There is a specific convention how the nitrogen, potassium and phosphate concentration is given, and it might be surprising because it mentions substances that are not in the fertilizer, namely nitrogen atoms, $$\ce{P2O5}$$, $$\ce{K2O}$$ and $$\ce{MgO}$$. You have to imagine that all of the nitrogen, phosphorous, potassium and magnesium in your sample reacts to form these species, and then you express the masses of those fictitious products as percentage of the original mass.

$$\text{fertilizer}\ce{-> x N + y P2O5 + z K2O + q MgO}$$

For an example, look at this answer: https://chemistry.stackexchange.com/a/64282 which links to this reference https://en.m.wikipedia.org/wiki/Labeling_of_fertilizer

• According to the link on wikipedia, phosphorus and potassium percentages have to be adjusted according to their portion of mass in the chemical compound. However this is not true for nitrogen. What is the rationale behind this convention? – CuriousIndeed Nov 2 '19 at 16:24
• @CuriousIndeed It’s elemental, my dear Watson ... well, atomic, actually. – Karsten Theis Nov 2 '19 at 16:30
• But it is listed as nitrate or ammonium..(Nitratstickstoff, Ammoniumstickstoff) – CuriousIndeed Nov 2 '19 at 16:32
• @curiousindeed yes, of the nitrogen, some is in the form of nitrate and some as ammonium, but percentages are based on mass of nitrogen (adds up correctly by just adding percentages). – Karsten Theis Nov 2 '19 at 17:18
• Is there a specific reason for this convention? I find it pretty confusing... – CuriousIndeed Nov 2 '19 at 17:24

The rest is probably Oxygen in nitrates, Hydrogen in ammonium, and Sulfur in sulfates.

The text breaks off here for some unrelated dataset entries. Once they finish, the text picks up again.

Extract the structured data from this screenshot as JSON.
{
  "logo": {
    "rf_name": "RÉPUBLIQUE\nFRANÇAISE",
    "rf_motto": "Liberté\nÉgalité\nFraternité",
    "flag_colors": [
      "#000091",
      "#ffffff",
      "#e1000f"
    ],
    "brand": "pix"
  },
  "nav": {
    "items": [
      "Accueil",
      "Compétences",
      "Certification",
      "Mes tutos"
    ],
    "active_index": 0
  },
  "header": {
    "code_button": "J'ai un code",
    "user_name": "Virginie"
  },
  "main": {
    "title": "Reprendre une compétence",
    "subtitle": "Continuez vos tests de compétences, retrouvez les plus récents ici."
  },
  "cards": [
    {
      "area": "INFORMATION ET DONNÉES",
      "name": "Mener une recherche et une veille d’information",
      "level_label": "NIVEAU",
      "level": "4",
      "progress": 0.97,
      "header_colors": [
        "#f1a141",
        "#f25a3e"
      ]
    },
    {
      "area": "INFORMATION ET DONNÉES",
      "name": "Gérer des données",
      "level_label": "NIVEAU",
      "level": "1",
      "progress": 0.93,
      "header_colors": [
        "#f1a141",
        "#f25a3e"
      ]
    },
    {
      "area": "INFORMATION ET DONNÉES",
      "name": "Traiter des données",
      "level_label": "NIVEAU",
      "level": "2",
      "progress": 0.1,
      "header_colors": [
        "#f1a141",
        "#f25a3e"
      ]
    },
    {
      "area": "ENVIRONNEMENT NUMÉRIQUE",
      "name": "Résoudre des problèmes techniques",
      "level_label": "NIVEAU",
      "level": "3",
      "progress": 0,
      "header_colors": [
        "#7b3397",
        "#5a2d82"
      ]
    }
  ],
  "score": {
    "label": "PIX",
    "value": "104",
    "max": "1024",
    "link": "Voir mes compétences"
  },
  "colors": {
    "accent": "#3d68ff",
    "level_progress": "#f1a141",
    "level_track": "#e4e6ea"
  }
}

Let us make some calculations !

In 1000 g fertilizer, there is : - 74 g N (or 74/14 = 5,28 mol N) as nitrate ion

• 26 g N (or 26/14 = 1.85 mol N) as ammonium ion
• 200 g P2O5, or 200/142 = 1.41 mol P2O5, or 2.82 mol P, or 2.82 mol PO4 ion.
• 300 g K2O, or 300/94 = 3.13 mol K2O, or 6.26 mole K
• 26 g MgO, or 26/24.3 = 1.07 mole MgO = 1.07 mol Mg.

There must be the same number of moles of positive ions as of negative ions. To start with negative ions, one must triple the number of phosphate and add the double of magnesium plus the number of moles of K. This total gives : 3·2.82 + 5.28 + 2·1.07 = 14.81 mol.

For positive ions, it is more difficult because some H ions are added to PO4^3- ions. Phosphate ions are too much basic to exist in the ground. In neutral mixture, it must be transformed into a mixture of H2PO4^- and HPO4^2-. So, to get the sum of positive ions, one must add 1.85 mol NH4, 6.26 mol K, 2·1.07 mol Mg, and about 1.5 times the number of P for obtaining the number of H atoms bound to PO4 ion. This makes : 1.85 + 6.26 + 2.14 + 1.5·2.82 = 14.48 mol.

The agreement between positive (14.48 mol) and negative (14.81 mol) charges is extremely good ! It is a success. And it is not necessary to add any sulfate ions !...

We may carry out the same calculations with the masses, to see whether the total is 1000 g.

• 5.28 mol NO3 weighs 327.4 g
• 1.85 mol NH4 weighs 33.3 g
• 2.82 mol PO4 weighs 267.6 g
• 6.26 mol K weighs 244 g
• 1.07 mol of Mg weighs 26 g
• 2·2.82 mol H weighs 5.64 g

The total of these masses is 906 g. It is not 1000 g. It shows that there are some non ionic substances in the fertilizer, like clay or organic substances.

• I like your approach but aren't Mg and K positive ions? Could it be that you mixed positive with negative? – CuriousIndeed Nov 3 '19 at 18:52
• Mg and K are elements, occuring in fertilizers in form of ions $\ce{Mg^2+}$ and $\ce{K+}$ – Poutnik Nov 3 '19 at 19:03
• That's why I'm asking. He wrote "To start with negative ions, one must triple the number of phosphate and add the double of magnesium plus the number of moles of K" – CuriousIndeed Nov 3 '19 at 19:05
• Note that there are hydrogen or dihydrogen phosphate. One has to calculate charge balance. – Poutnik Nov 4 '19 at 4:15
• I thought we have to add the positive and negative charges. So why does he add phosphate (PO4 3-) to the positive ions Mg2+ and K+? – CuriousIndeed Nov 4 '19 at 20:24